M. Chevallay, M. Peter, B. Peiry, B. Egger

Objective

Bezoars are masses formed by the concretion of incompletely digested substances from different origins such as plants, drugs or hair. The latter is called trichobezoar. The gastric acid can’t digest the hair fibers and they get stuck in the mucosal folds and may cause intermitted pseudobstruction. It is almost exclusively seen in young females, 90% are younger than 20 years. The incidence of formation of a trichobezoar in patients suffering from trichophagia can be as high as 37% and are frequently associated with psychiatric disorders.

Methods

We present the case of an 11-year old girl addressed by his pediatrician with a two weeks history of epigastric pain, worse after eating and eased after vomiting. Her parents noticed a weight loss of 3kg in these two weeks and the absence of a stool passage for a couple of days. The girl presented a history of trichotillomania and trichophagia lasting at presentation 6 months with the development of a subtly alopecia. Abdominal ultrasound confirmed a 6 cm mass in the stomach with a complete loss of posterior echoes. Following that gastroscopy was conducted, which confirmed the diagnosis of a trichobezoar in the stomach. Unfortunately, the extraction of the bezoar by the endoscopic but also by a coordinated laparoscopic and endoscopic approach failed. Finally, a mini-laparotomy with gastrotomy was successful with extraction of a 11 x 6 cm mass formed by thousands of partially digested hairs. The postoperative follow-up was completely uneventful with a well-tolerated re-alimentation. The girl was discharged home 6 days after the intervention in good general condition.

Conclusion
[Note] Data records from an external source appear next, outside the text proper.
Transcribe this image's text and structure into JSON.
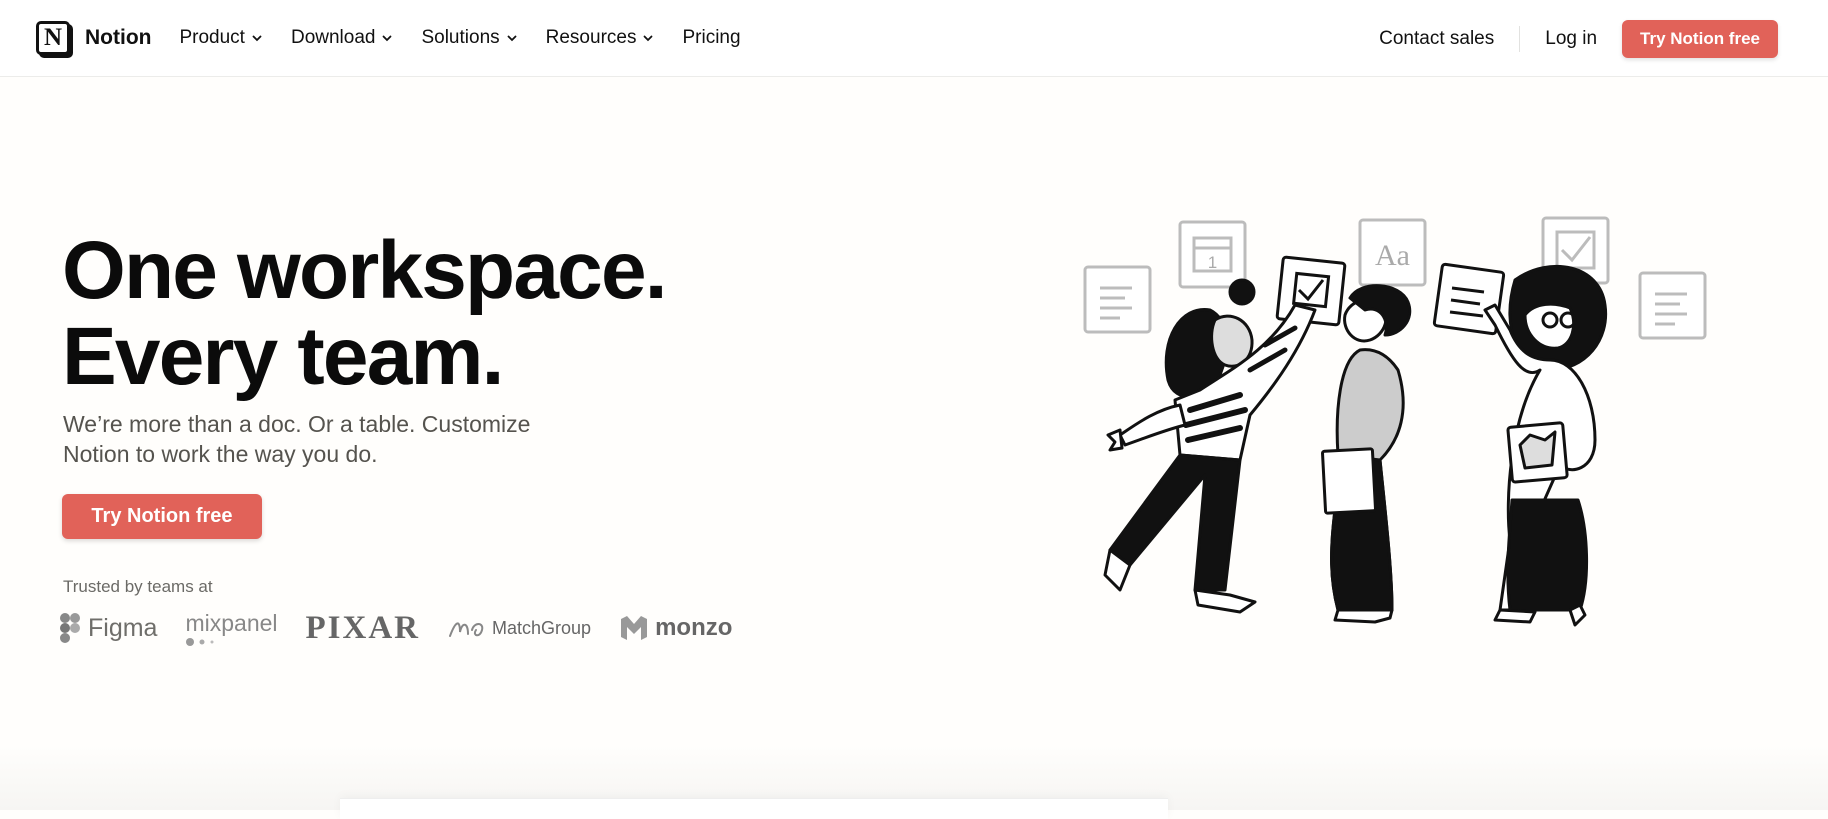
{
  "header": {
    "logo_mark": "N",
    "logo_text": "Notion",
    "nav": [
      {
        "label": "Product",
        "has_dropdown": true
      },
      {
        "label": "Download",
        "has_dropdown": true
      },
      {
        "label": "Solutions",
        "has_dropdown": true
      },
      {
        "label": "Resources",
        "has_dropdown": true
      },
      {
        "label": "Pricing",
        "has_dropdown": false
      }
    ],
    "contact_sales": "Contact sales",
    "log_in": "Log in",
    "cta": "Try Notion free"
  },
  "hero": {
    "title_line1": "One workspace.",
    "title_line2": "Every team.",
    "subtitle_line1": "We’re more than a doc. Or a table. Customize",
    "subtitle_line2": "Notion to work the way you do.",
    "cta": "Try Notion free",
    "trusted_label": "Trusted by teams at",
    "brands": [
      "Figma",
      "mixpanel",
      "PIXAR",
      "MatchGroup",
      "monzo"
    ],
    "illustration_card_text": "Aa",
    "illustration_calendar_day": "1"
  },
  "colors": {
    "accent": "#e16259",
    "text": "#111111",
    "muted": "#55534e",
    "background": "#fffefc"
  },
  "icons": [
    "chevron-down-icon",
    "notion-logo-icon",
    "figma-logo-icon",
    "mixpanel-logo-icon",
    "matchgroup-logo-icon",
    "monzo-logo-icon"
  ]
}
The presence of a gastric Trichobezoar is a rare condition that may be a diagnostic challenge. Often, diagnosis is primarily based on the clinical history. In young females with abdominal pain and pseudo-obstruction gastric trichobezoar should be part of the differential diagnosis. Conventional laparotomy is still the treatment of choice to remove large bezoars. However, psychiatric consultations are necessary to prevent relapses.